South Dakota fails smoking report
PIERRE, S.D. - South Dakota received a failing grade Tuesday, along with 38 other states, for efforts to reduce smoking among females.
A joint study by the National Women's Law Center and Oregon Health and Science University ranked South Dakota 23rd among all states in terms of assistance provided women and girls who smoke.
The state scored high, however, for having a toll-free telephone line that offers help to those who want to quit smoking. More than 17,000 people have called the Tobacco Quitline (1-866-737-8487) since it began operating in January 2002.
The report faulted the state for not providing full anti-smoking services as part of its Medicaid program. South Dakota also ranked low for tobacco-prevention funding and the level of its state cigarette tax, which is 53 cents a pack. Good marks on cigarette taxes are provided only when they are at least $1.50 a pack.
The study indicates that 346 South Dakota women die each year from health problems linked to smoking and many of the state's pregnant women continue to smoke.
"As the report shows, South Dakota is still failing to properly address the burden that tobacco places on our state," said Kitty Kinsman, a consultant for the South Dakota Tobacco-Free Kids Network and former state health secretary.
Funding for statewide tobacco prevention this year is about $2.2 million, or $2.90 per South Dakotan, she said. That is roughly one-fourth of the minimum recommended by the U.S. Centers for Disease Control, Kinsman said.
"The ratings reflect some of South Dakota's recent policy gain in secondhand-smoke protections, tobacco taxes and cessation services, but clearly more needs to be done," she said.

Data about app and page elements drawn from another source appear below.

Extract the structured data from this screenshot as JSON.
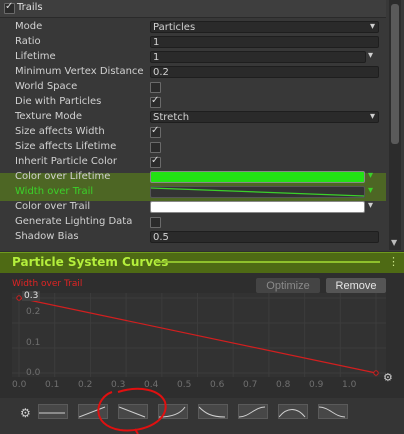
{
  "module": {
    "title": "Trails",
    "enabled": true
  },
  "properties": {
    "mode": {
      "label": "Mode",
      "value": "Particles"
    },
    "ratio": {
      "label": "Ratio",
      "value": "1"
    },
    "lifetime": {
      "label": "Lifetime",
      "value": "1"
    },
    "min_vertex_distance": {
      "label": "Minimum Vertex Distance",
      "value": "0.2"
    },
    "world_space": {
      "label": "World Space",
      "checked": false
    },
    "die_with_particles": {
      "label": "Die with Particles",
      "checked": true
    },
    "texture_mode": {
      "label": "Texture Mode",
      "value": "Stretch"
    },
    "size_affects_width": {
      "label": "Size affects Width",
      "checked": true
    },
    "size_affects_lifetime": {
      "label": "Size affects Lifetime",
      "checked": false
    },
    "inherit_particle_color": {
      "label": "Inherit Particle Color",
      "checked": true
    },
    "color_over_lifetime": {
      "label": "Color over Lifetime",
      "color": "#22e314"
    },
    "width_over_trail": {
      "label": "Width over Trail"
    },
    "color_over_trail": {
      "label": "Color over Trail",
      "color": "#ffffff"
    },
    "generate_lighting_data": {
      "label": "Generate Lighting Data",
      "checked": false
    },
    "shadow_bias": {
      "label": "Shadow Bias",
      "value": "0.5"
    }
  },
  "curves": {
    "title": "Particle System Curves",
    "curve_name": "Width over Trail",
    "optimize_label": "Optimize",
    "remove_label": "Remove",
    "y_ticks": [
      "0.3",
      "0.2",
      "0.1",
      "0.0"
    ],
    "x_ticks": [
      "0.0",
      "0.1",
      "0.2",
      "0.3",
      "0.4",
      "0.5",
      "0.6",
      "0.7",
      "0.8",
      "0.9",
      "1.0"
    ],
    "curve_points": [
      [
        0.0,
        0.3
      ],
      [
        1.0,
        0.0
      ]
    ],
    "y_range": [
      0.0,
      0.3
    ],
    "x_range": [
      0.0,
      1.0
    ],
    "curve_color": "#d21f1f",
    "presets": [
      "flat",
      "linear-up",
      "linear-down",
      "ease-in",
      "ease-out",
      "ease-in-out-up",
      "bell",
      "ease-in-out-down"
    ]
  },
  "colors": {
    "highlight": "#5f8c14",
    "annotation": "#e01010"
  }
}
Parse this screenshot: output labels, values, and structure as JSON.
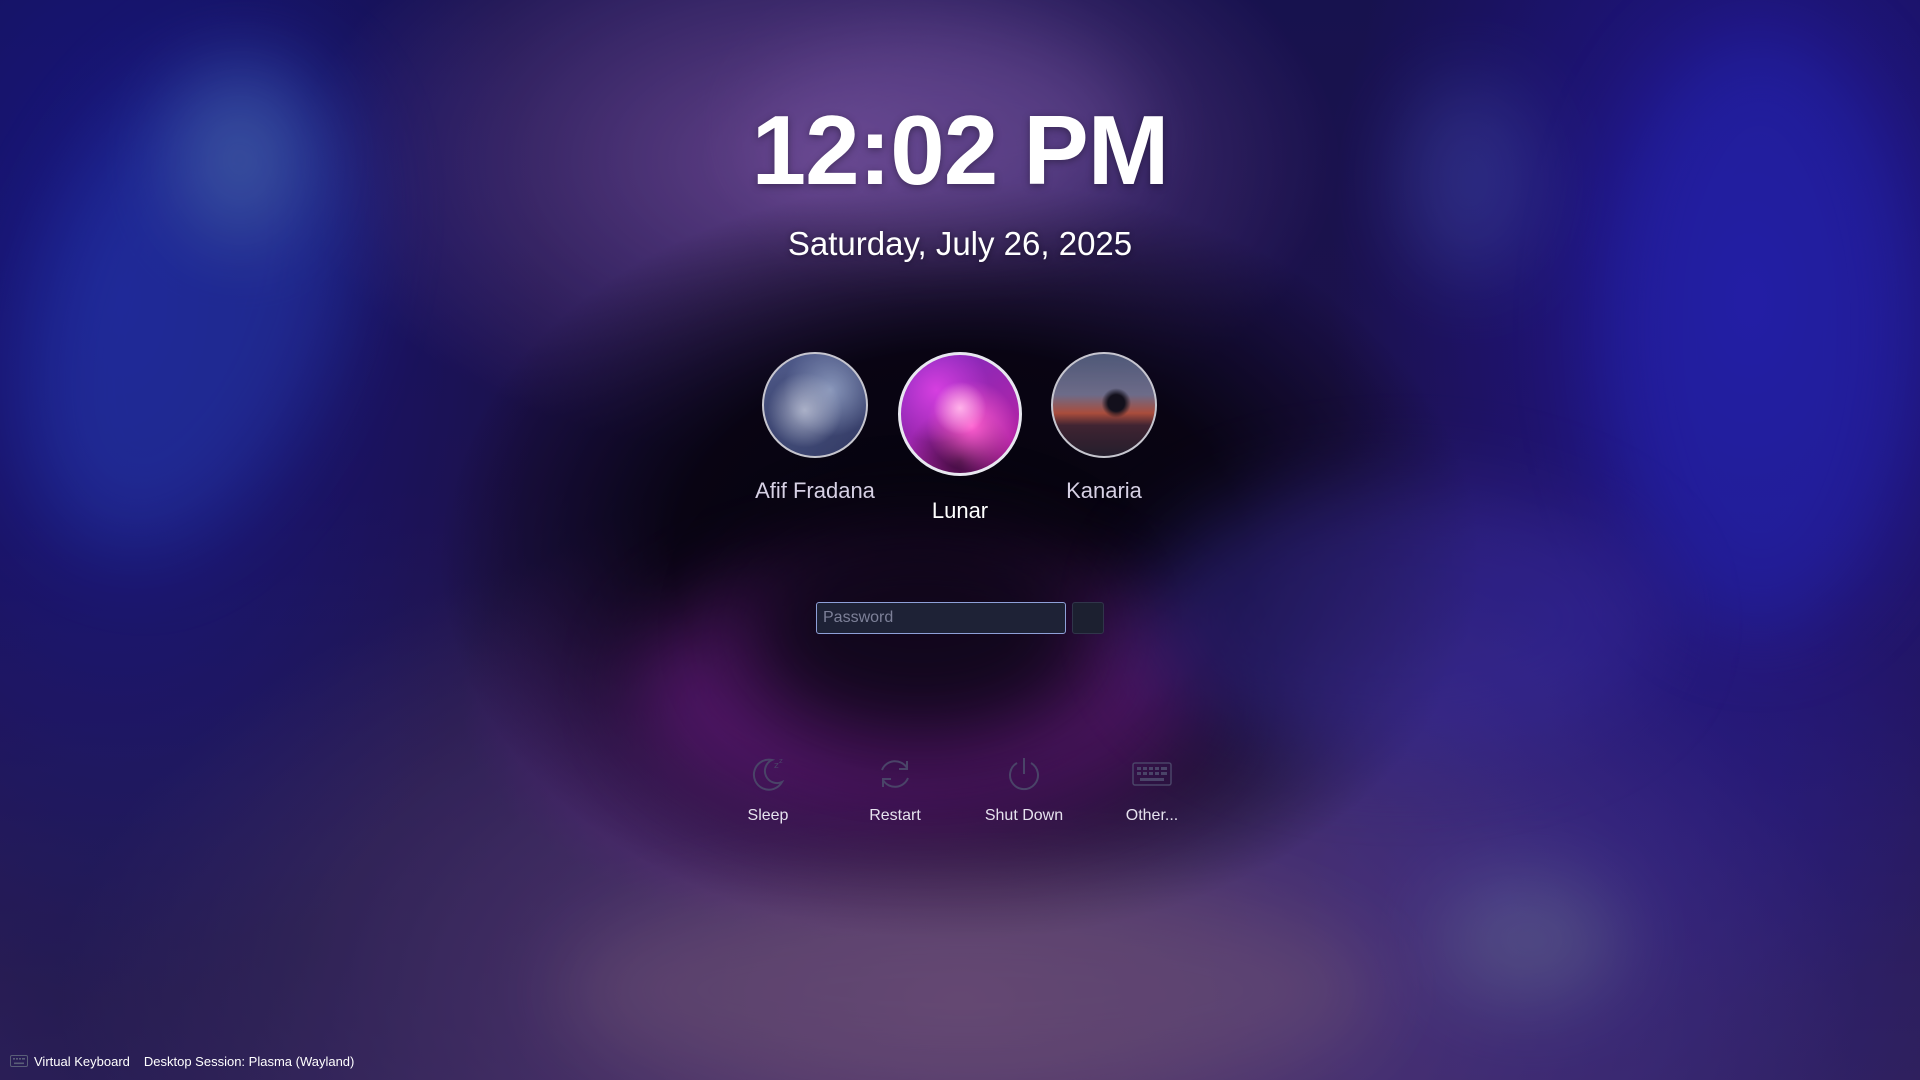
{
  "clock": {
    "time": "12:02 PM",
    "date": "Saturday, July 26, 2025"
  },
  "users": [
    {
      "name": "Afif Fradana",
      "selected": false
    },
    {
      "name": "Lunar",
      "selected": true
    },
    {
      "name": "Kanaria",
      "selected": false
    }
  ],
  "password": {
    "placeholder": "Password",
    "value": ""
  },
  "actions": [
    {
      "label": "Sleep",
      "icon": "sleep-icon"
    },
    {
      "label": "Restart",
      "icon": "restart-icon"
    },
    {
      "label": "Shut Down",
      "icon": "shutdown-icon"
    },
    {
      "label": "Other...",
      "icon": "keyboard-grid-icon"
    }
  ],
  "footer": {
    "virtual_keyboard": "Virtual Keyboard",
    "session": "Desktop Session: Plasma (Wayland)"
  },
  "colors": {
    "accent_border": "#8ea0d8",
    "field_background": "#1e2236",
    "text": "#ffffff"
  }
}
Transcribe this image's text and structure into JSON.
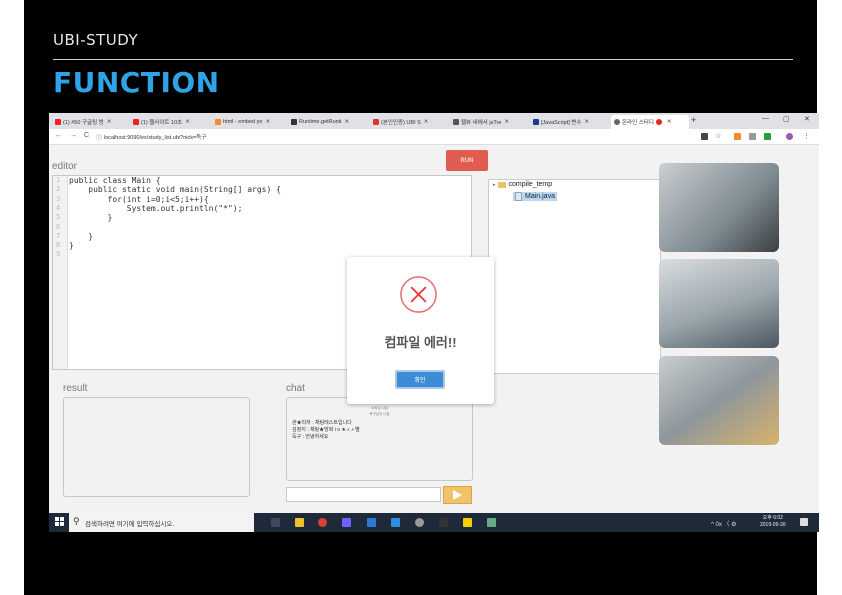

Teri Christensen, tobacco-control project director in the state Health Department, said the study should not fault South Dakota for failing to provide full tobacco-cessation services as part of its Medicaid program. Those services are augmented by the Health Department, she said.
"It's a stiff criteria to assume that the Medicaid program is going to provide not only prescription medication but also over-the-counter medication and counseling," Christensen said. "Medicaid recipients can get counseling free. They get prescription medications, and we, through our Quitline service, provide them discounted over-the-counter products."
Colleen Winter, state health-promotion office administrator, said women who want to quit smoking are provided with a full range of state services.
"We really are helping them, regardless of whether it's Medicaid or the state Health Department," she said.
It is especially important that pregnant women not smoke, said Deb Soholt, director of women's health at Avera McKennan Hospital and University Health System in Sioux Falls. She said about 20 percent of pregnant women smoke in South Dakota, which is 62 percent higher than the national average.
"When a pregnant woman smokes, she is not only harming herself, but also her unborn baby," Soholt said.
The study gave South Dakota a failing grade for restrictions on secondhand smoke. However, data used in the report was collected before the South Dakota Legislature passed a law that banned smoking in most indoor workplaces and public places.